Little children are redeemed through the Atonement of Jesus Christ and “saved in the celestial kingdom of heaven” (Doctrine and Covenants 137:10). For this reason, no baptism or endowment is performed for a child who died before age 8. However, sealings to parents may be performed for children who were not born in the covenant or did not receive that ordinance in life (see 18.1).
Temple ordinances may be performed for deceased persons who are known to have been accountable (see Doctrine and Covenants 20:71). Temple ordinances may also be performed for persons whose accountability is unknown.
If it is clearly known that a deceased person had intellectual disabilities and was not accountable, the only ordinance performed is that of sealing to parents (see 38.2.4). This is done only if the person was not born in the covenant or was not sealed to his or her parents while living. Other temple ordinances are not needed or performed even if the person lived to be age 8 or older.
Temple ordinances may be performed for a person who is presumed dead. The ordinances cannot be performed until 10 years have passed since the time the person is presumed dead or legally declared dead. This policy applies to persons who either:
Are missing in action or are lost at sea.
Disappeared under circumstances where death is apparent but no body has been recovered.
In all other cases of missing persons, temple ordinances may be performed 110 years after the person’s birth.
The stake president may contact the Temple Department if he has questions about this policy:
If persons either had their Church membership withdrawn or had resigned membership before they died, First Presidency approval is required before temple ordinances, including restoration of blessings when applicable, can be performed for them. A family member may seek this approval in a letter to the Office of the First Presidency after one year has passed since the person’s death. The letter should explain the circumstances. No form is required. The bishop or stake president may assist with this request as needed.
Deceased persons who were not endowed but whose Church membership was withdrawn or who resigned membership may be readmitted by baptism and confirmation.

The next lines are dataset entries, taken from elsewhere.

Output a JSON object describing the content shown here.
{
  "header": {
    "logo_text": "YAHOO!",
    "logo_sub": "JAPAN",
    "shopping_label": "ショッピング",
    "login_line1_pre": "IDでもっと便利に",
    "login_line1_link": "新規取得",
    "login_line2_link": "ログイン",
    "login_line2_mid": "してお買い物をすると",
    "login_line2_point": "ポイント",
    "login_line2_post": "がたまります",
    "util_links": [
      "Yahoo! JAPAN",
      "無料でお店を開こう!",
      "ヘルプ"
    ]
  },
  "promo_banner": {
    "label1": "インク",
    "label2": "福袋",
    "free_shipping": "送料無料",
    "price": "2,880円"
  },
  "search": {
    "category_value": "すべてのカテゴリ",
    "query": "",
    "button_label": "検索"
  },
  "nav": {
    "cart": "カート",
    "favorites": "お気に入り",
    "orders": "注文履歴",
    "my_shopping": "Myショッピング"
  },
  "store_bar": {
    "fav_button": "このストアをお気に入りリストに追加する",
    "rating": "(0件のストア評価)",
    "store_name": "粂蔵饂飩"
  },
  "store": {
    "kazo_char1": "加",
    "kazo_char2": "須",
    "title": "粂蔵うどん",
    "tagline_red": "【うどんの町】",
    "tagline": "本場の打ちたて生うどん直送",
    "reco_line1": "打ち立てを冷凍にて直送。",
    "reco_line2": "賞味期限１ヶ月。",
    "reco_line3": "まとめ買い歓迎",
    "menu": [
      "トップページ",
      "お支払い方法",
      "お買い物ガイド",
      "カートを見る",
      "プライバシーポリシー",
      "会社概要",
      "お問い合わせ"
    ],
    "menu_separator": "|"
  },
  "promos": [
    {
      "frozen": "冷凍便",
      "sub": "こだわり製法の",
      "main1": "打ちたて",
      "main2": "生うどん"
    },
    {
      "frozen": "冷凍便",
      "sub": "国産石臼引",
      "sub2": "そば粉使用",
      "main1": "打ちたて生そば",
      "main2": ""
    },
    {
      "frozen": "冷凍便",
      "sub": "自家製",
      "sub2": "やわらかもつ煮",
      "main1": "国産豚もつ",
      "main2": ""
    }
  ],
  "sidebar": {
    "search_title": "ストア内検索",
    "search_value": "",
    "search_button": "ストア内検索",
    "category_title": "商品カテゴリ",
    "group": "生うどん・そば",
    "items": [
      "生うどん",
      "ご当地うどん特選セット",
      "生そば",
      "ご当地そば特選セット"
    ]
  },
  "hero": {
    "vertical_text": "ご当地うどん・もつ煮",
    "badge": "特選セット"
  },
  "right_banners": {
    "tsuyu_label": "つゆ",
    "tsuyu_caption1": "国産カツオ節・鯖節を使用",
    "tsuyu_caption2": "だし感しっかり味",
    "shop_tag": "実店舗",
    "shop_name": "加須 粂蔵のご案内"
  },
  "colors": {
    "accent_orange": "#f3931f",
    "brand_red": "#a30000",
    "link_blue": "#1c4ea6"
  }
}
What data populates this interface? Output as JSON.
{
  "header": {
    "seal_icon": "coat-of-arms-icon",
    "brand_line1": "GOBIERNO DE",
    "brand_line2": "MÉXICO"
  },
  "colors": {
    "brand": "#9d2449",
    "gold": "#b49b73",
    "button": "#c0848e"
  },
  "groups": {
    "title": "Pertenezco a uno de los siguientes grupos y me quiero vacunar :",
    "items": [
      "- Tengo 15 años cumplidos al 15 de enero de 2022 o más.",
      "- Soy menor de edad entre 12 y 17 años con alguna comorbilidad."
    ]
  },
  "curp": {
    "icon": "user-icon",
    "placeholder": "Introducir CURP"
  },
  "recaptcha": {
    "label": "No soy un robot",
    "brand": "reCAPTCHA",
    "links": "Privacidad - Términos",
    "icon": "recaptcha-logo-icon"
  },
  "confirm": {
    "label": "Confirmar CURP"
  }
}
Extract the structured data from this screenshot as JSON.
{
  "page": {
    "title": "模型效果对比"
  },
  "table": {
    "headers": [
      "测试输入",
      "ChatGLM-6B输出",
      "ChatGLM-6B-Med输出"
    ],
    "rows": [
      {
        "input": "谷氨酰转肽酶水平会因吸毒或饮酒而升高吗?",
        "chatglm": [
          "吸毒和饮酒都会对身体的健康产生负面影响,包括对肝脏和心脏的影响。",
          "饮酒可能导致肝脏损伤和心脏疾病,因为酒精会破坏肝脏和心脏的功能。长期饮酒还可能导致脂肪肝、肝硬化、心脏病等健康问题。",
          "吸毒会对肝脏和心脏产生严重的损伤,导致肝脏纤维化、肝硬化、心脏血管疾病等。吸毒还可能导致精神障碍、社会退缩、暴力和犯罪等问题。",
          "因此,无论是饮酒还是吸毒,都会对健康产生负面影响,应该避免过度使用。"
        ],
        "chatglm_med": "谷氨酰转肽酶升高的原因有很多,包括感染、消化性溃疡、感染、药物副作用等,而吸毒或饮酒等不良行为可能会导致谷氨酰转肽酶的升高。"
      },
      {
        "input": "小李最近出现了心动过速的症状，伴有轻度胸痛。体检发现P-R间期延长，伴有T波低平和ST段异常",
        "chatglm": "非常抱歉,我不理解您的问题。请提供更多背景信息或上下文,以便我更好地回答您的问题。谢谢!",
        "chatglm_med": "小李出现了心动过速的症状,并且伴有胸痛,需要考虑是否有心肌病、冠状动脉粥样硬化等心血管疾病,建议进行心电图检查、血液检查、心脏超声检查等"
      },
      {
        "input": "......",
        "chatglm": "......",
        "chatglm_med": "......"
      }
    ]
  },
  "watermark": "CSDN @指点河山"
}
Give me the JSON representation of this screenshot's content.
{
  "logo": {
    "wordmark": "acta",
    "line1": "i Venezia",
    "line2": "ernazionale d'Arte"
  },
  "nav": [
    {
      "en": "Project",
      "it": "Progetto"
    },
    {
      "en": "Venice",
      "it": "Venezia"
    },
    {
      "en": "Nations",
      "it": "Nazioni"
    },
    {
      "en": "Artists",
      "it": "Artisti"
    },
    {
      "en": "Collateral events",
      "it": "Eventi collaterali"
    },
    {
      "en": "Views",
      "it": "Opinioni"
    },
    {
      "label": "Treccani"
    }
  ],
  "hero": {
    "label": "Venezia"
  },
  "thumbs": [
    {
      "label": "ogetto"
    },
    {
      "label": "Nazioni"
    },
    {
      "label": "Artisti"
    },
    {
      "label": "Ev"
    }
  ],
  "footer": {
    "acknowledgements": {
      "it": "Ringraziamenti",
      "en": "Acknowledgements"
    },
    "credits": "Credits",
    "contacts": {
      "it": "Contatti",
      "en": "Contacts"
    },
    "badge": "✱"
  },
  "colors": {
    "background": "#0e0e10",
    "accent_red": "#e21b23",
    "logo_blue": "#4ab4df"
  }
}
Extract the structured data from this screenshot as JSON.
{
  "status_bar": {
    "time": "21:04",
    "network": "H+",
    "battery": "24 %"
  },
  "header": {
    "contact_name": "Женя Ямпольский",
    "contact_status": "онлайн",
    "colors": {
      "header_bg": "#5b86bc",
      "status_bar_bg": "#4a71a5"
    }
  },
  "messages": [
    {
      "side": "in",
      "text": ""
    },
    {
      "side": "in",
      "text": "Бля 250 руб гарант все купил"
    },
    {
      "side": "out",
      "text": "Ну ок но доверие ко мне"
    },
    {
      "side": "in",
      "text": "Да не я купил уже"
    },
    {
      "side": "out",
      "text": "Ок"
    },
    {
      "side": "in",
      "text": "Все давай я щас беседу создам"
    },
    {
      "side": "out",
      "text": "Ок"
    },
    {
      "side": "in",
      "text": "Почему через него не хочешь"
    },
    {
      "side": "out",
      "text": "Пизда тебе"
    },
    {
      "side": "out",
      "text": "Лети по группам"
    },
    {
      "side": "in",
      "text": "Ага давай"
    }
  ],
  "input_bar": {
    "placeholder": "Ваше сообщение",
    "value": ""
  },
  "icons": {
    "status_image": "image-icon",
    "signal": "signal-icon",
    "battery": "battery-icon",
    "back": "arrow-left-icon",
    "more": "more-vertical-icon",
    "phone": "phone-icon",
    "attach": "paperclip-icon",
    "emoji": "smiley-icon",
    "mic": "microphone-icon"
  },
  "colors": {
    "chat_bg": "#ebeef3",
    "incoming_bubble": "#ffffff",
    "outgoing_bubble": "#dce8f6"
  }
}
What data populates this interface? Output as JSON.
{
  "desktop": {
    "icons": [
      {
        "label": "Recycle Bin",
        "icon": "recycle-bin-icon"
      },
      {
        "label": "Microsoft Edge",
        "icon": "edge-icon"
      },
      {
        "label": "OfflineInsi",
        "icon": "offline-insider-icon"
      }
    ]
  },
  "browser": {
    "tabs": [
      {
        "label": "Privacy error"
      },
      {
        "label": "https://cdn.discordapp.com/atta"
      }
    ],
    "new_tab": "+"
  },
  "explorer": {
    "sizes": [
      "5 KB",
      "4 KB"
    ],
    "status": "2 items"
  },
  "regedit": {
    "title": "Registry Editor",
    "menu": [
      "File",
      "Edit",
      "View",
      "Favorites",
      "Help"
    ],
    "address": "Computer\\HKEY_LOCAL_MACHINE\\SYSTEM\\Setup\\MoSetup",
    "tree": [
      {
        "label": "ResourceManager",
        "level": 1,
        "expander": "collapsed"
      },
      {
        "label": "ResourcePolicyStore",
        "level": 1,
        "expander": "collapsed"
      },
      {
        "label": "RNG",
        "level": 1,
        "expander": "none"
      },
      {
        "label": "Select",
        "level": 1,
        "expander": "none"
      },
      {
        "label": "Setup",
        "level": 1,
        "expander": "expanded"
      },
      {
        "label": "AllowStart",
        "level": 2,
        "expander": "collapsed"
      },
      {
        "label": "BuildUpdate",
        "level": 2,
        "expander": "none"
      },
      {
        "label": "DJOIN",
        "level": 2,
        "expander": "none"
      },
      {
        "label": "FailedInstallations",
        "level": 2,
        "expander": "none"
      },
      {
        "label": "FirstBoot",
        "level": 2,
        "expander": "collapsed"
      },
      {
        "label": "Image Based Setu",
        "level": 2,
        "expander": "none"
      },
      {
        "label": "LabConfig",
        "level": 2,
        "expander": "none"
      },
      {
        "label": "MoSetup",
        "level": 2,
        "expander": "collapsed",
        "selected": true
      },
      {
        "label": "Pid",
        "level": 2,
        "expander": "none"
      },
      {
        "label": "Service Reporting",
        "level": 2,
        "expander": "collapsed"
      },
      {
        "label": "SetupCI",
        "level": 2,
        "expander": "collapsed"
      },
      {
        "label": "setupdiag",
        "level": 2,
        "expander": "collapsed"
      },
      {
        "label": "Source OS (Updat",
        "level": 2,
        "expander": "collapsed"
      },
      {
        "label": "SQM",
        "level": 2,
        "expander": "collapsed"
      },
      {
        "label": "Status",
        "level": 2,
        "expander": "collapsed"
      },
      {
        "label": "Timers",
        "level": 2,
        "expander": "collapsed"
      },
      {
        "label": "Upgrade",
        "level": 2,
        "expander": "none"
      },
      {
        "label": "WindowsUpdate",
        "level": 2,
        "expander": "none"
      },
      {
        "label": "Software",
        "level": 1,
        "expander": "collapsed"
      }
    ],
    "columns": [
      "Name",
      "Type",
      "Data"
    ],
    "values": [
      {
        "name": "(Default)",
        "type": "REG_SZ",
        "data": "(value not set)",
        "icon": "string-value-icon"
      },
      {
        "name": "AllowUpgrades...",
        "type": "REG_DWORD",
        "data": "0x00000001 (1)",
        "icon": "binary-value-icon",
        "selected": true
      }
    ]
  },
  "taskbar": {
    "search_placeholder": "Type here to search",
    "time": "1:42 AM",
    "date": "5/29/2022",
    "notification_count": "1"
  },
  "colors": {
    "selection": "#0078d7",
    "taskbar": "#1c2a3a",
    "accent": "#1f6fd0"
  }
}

First Presidency approval is needed, as noted in 28.3.5. These deceased persons do not need to be sealed to their parents again if they were born in the covenant or sealed to their parents in life.
Deceased persons who were endowed but whose Church membership was withdrawn or who resigned membership and were later readmitted by baptism and confirmation can receive their priesthood and temple blessings only through the ordinance of restoration of blessings. Such persons are not ordained to any priesthood office or endowed again, since these blessings are restored through this ordinance.